I’m not saying that devotionals or other materials are bad. What I am saying is that Romans 12 instructs believers not to conform to this world, but if preachers are teaching how we should “get along” or “how we live” in this world, and aren’t using the bible for instruction, reproof and correction as 2 Tim 3:15-16 says, aren’t they teaching us how to conform to the culture. How to fit in?

This is completely opposite what believers are instructed to do.

Something believers need to be wary about is that when a church is more concerned with finding or using material that everyone can understand, they are at risk for misleading their flock. Because God’s book — the Holy Bible — is whole. It is everything we need and should not to be added to, nor taken away from (Revelation 22: 18-19). According to 2 Corinthians 3:12-17, God removes the veil when we turn into Him so that we can understand His truth. By watering down (rewriting) the gospel, it leaves no room for the work of the Holy Spirit to give individuals understanding and clarity.

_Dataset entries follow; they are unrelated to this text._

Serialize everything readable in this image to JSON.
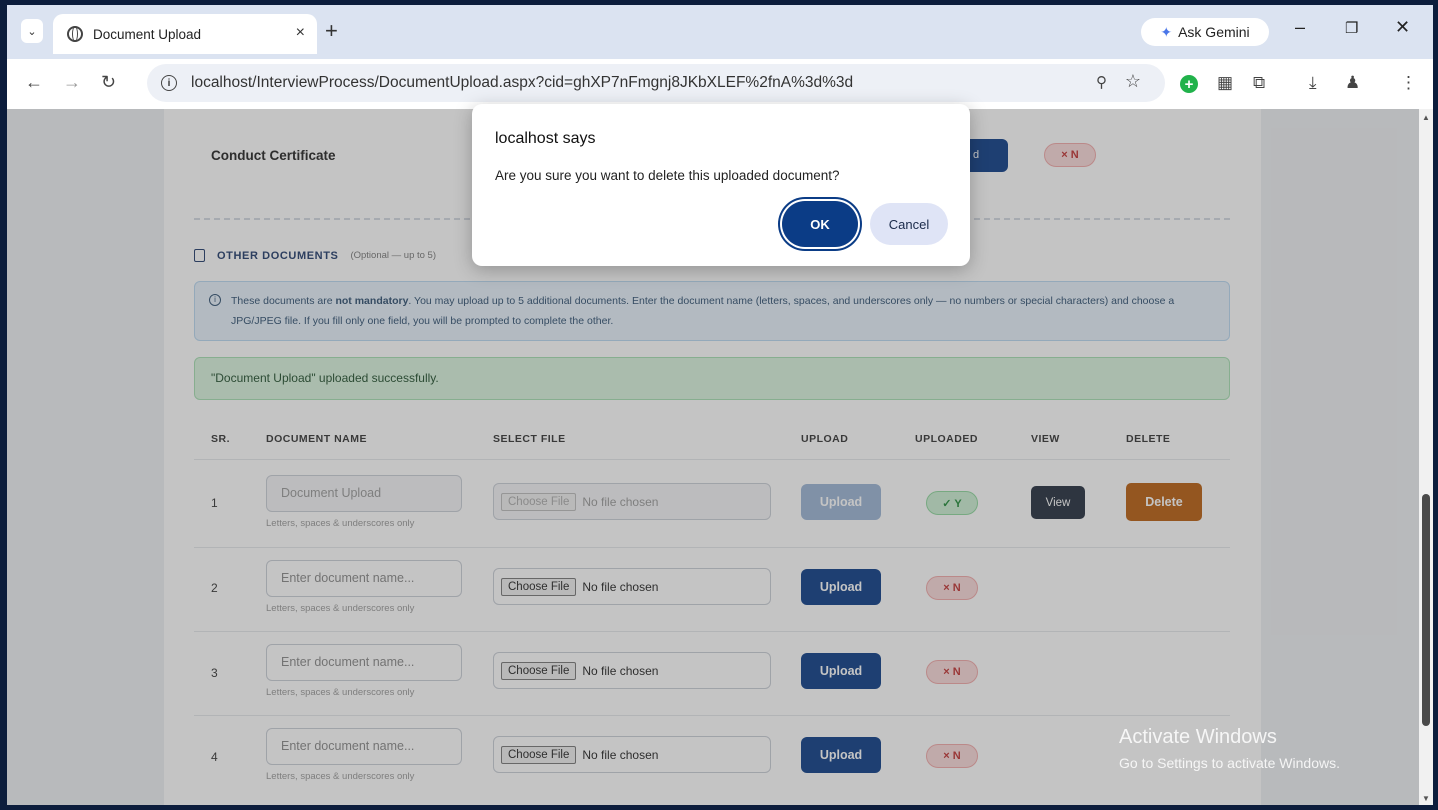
{
  "browser": {
    "tab_title": "Document Upload",
    "tab_close": "×",
    "new_tab": "+",
    "ask_gemini": "Ask Gemini",
    "url": "localhost/InterviewProcess/DocumentUpload.aspx?cid=ghXP7nFmgnj8JKbXLEF%2fnA%3d%3d"
  },
  "page": {
    "conduct_certificate_label": "Conduct Certificate",
    "conduct_upload_partial": "d",
    "conduct_status": "× N",
    "other_documents_title": "OTHER DOCUMENTS",
    "other_documents_optional": "(Optional — up to 5)",
    "info_text_pre": "These documents are ",
    "info_text_bold": "not mandatory",
    "info_text_post": ". You may upload up to 5 additional documents. Enter the document name (letters, spaces, and underscores only — no numbers or special characters) and choose a JPG/JPEG file. If you fill only one field, you will be prompted to complete the other.",
    "success_message": "\"Document Upload\" uploaded successfully.",
    "table_headers": {
      "sr": "SR.",
      "document_name": "DOCUMENT NAME",
      "select_file": "SELECT FILE",
      "upload": "UPLOAD",
      "uploaded": "UPLOADED",
      "view": "VIEW",
      "delete": "DELETE"
    },
    "rows": [
      {
        "sr": "1",
        "name_value": "Document Upload",
        "hint": "Letters, spaces & underscores only",
        "choose_file": "Choose File",
        "file_status": "No file chosen",
        "upload_label": "Upload",
        "uploaded": "✓ Y",
        "view_label": "View",
        "delete_label": "Delete"
      },
      {
        "sr": "2",
        "name_placeholder": "Enter document name...",
        "hint": "Letters, spaces & underscores only",
        "choose_file": "Choose File",
        "file_status": "No file chosen",
        "upload_label": "Upload",
        "uploaded": "× N"
      },
      {
        "sr": "3",
        "name_placeholder": "Enter document name...",
        "hint": "Letters, spaces & underscores only",
        "choose_file": "Choose File",
        "file_status": "No file chosen",
        "upload_label": "Upload",
        "uploaded": "× N"
      },
      {
        "sr": "4",
        "name_placeholder": "Enter document name...",
        "hint": "Letters, spaces & underscores only",
        "choose_file": "Choose File",
        "file_status": "No file chosen",
        "upload_label": "Upload",
        "uploaded": "× N"
      }
    ]
  },
  "dialog": {
    "title": "localhost says",
    "message": "Are you sure you want to delete this uploaded document?",
    "ok_label": "OK",
    "cancel_label": "Cancel"
  },
  "watermark": {
    "line1": "Activate Windows",
    "line2": "Go to Settings to activate Windows."
  },
  "colors": {
    "primary": "#0b3c86",
    "delete": "#b85e0e",
    "success_bg": "#d9f4de",
    "info_bg": "#e6f1fb"
  }
}
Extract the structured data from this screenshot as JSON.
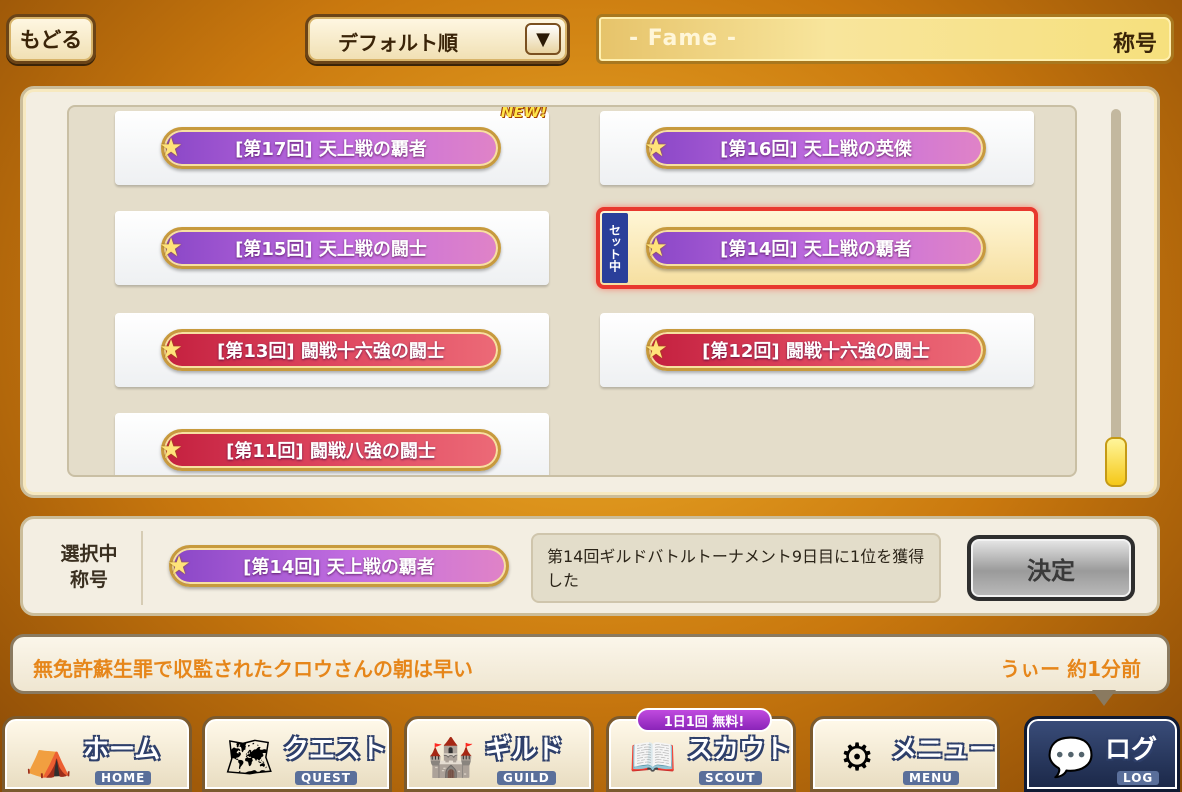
{
  "topbar": {
    "back_label": "もどる",
    "sort_label": "デフォルト順",
    "fame_label": "- Fame -",
    "title_label": "称号"
  },
  "titles": [
    {
      "text": "[第17回] 天上戦の覇者",
      "color": "purple",
      "badge": "NEW!"
    },
    {
      "text": "[第16回] 天上戦の英傑",
      "color": "purple"
    },
    {
      "text": "[第15回] 天上戦の闘士",
      "color": "purple"
    },
    {
      "text": "[第14回] 天上戦の覇者",
      "color": "purple",
      "selected": true,
      "set_tag": "セット中"
    },
    {
      "text": "[第13回] 闘戦十六強の闘士",
      "color": "red"
    },
    {
      "text": "[第12回] 闘戦十六強の闘士",
      "color": "red"
    },
    {
      "text": "[第11回] 闘戦八強の闘士",
      "color": "red"
    }
  ],
  "detail": {
    "selected_label": "選択中\n称号",
    "selected_title": "[第14回] 天上戦の覇者",
    "description": "第14回ギルドバトルトーナメント9日目に1位を獲得した",
    "decide_label": "決定"
  },
  "log": {
    "message": "無免許蘇生罪で収監されたクロウさんの朝は早い",
    "time": "うぃー 約1分前"
  },
  "nav": [
    {
      "label": "ホーム",
      "sub": "HOME",
      "icon": "tent-icon"
    },
    {
      "label": "クエスト",
      "sub": "QUEST",
      "icon": "map-icon"
    },
    {
      "label": "ギルド",
      "sub": "GUILD",
      "icon": "castle-icon"
    },
    {
      "label": "スカウト",
      "sub": "SCOUT",
      "icon": "book-icon"
    },
    {
      "label": "メニュー",
      "sub": "MENU",
      "icon": "gear-icon"
    },
    {
      "label": "ログ",
      "sub": "LOG",
      "icon": "chat-bubble-icon"
    }
  ],
  "free_badge": "1日1回 無料!",
  "colors": {
    "purple_badge": "#a45ad6",
    "red_badge": "#d4354f",
    "selected_outline": "#e8382e",
    "log_text": "#e6861a"
  }
}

In John 5:37-40, Jesus says if His father’s words do not abide in us then we believe not. To back up a bit to verse 24, for those who hear His truth and believe will have everlasting life.

When we put our complete faith in God, the Holy Spirit abides in us and His truths: words/passages from the bible that formerly made no sense to us, are made clear to us because the veil has been removed.

My husband and I think we may have found a church we can call home. They so far, are teaching/preaching the bible from the pulpit. It is a small congregation, with a pastor whose focus and responsibility is on caring for his flock.

You might call that rigid, but I call it obedience to Romans 12.

The best friend

In the recent passing of my father-in-law, I am struck by the depths that a real friendship can have. As my father-in-law got older and was able to do less and less, it endeared me to him even more. I was happy to spend time with him, listening to many, many stories of happier times for him. Though I lived an hour away, my father-in-law allowed me to visit him often and he loved taking car rides, going out to eat and “visiting.”

He had a bout of throat cancer a couple of years ago — he was 92 at the time — and had to drive 30 miles for radiation treatment Monday through Friday for 8 weeks. There was a Village Inn down the road from the hospital, and every Wednesday I drove there to wait for him while he got radiated and then we would go to the VI for a slice of “free” pie. The VI always had free slices of pie on Wednesdays but he’d always say, “I’ll pay this time.”

Because of him, I understand what having a “good” friend means.

A good friend teaches you how to be patient, love unconditionally, and sacrifice yourself without complaint or worry for your own interests. And, over the course of the friendship, you begin see your own weaknesses that need refining and lean more into the friendship, rather than fleeing from the shame of your immaturity (impatience), your self-centeredness (thinking of the things you could be doing instead), and your pride (feeling like you’re more important in the friendship than the one you are serving).

Just as my father-in-law was a good friend to me, Jesus is a “good” friend too. Jesus has many of the same attributes in the way that He shows us the areas where we need to change and grow. That really is true love.

Proverbs 27 17-18 says “Iron sharpeneth iron; so a man sharpeneth the countenance of his friend. 18 Whoso keepeth the fig tree shall eat the fruit thereof: so he that waiteth on his master shall be honoured.”

John 15:12-15 says “This is my commandment, that ye love one another, as I have loved you. Greater love hath no man than this, that a man lay down his life for his friends. Ye are my friends, if ye do whatsoever I command you. Henceforth I call you not servants; for the servant knoweth not what his lord doeth: but I have called you friends; for all things that I have heard of my Father I have made known unto you.

I thank God for teaching me through my father-in-law what it means “to be” and “to have” a good friend.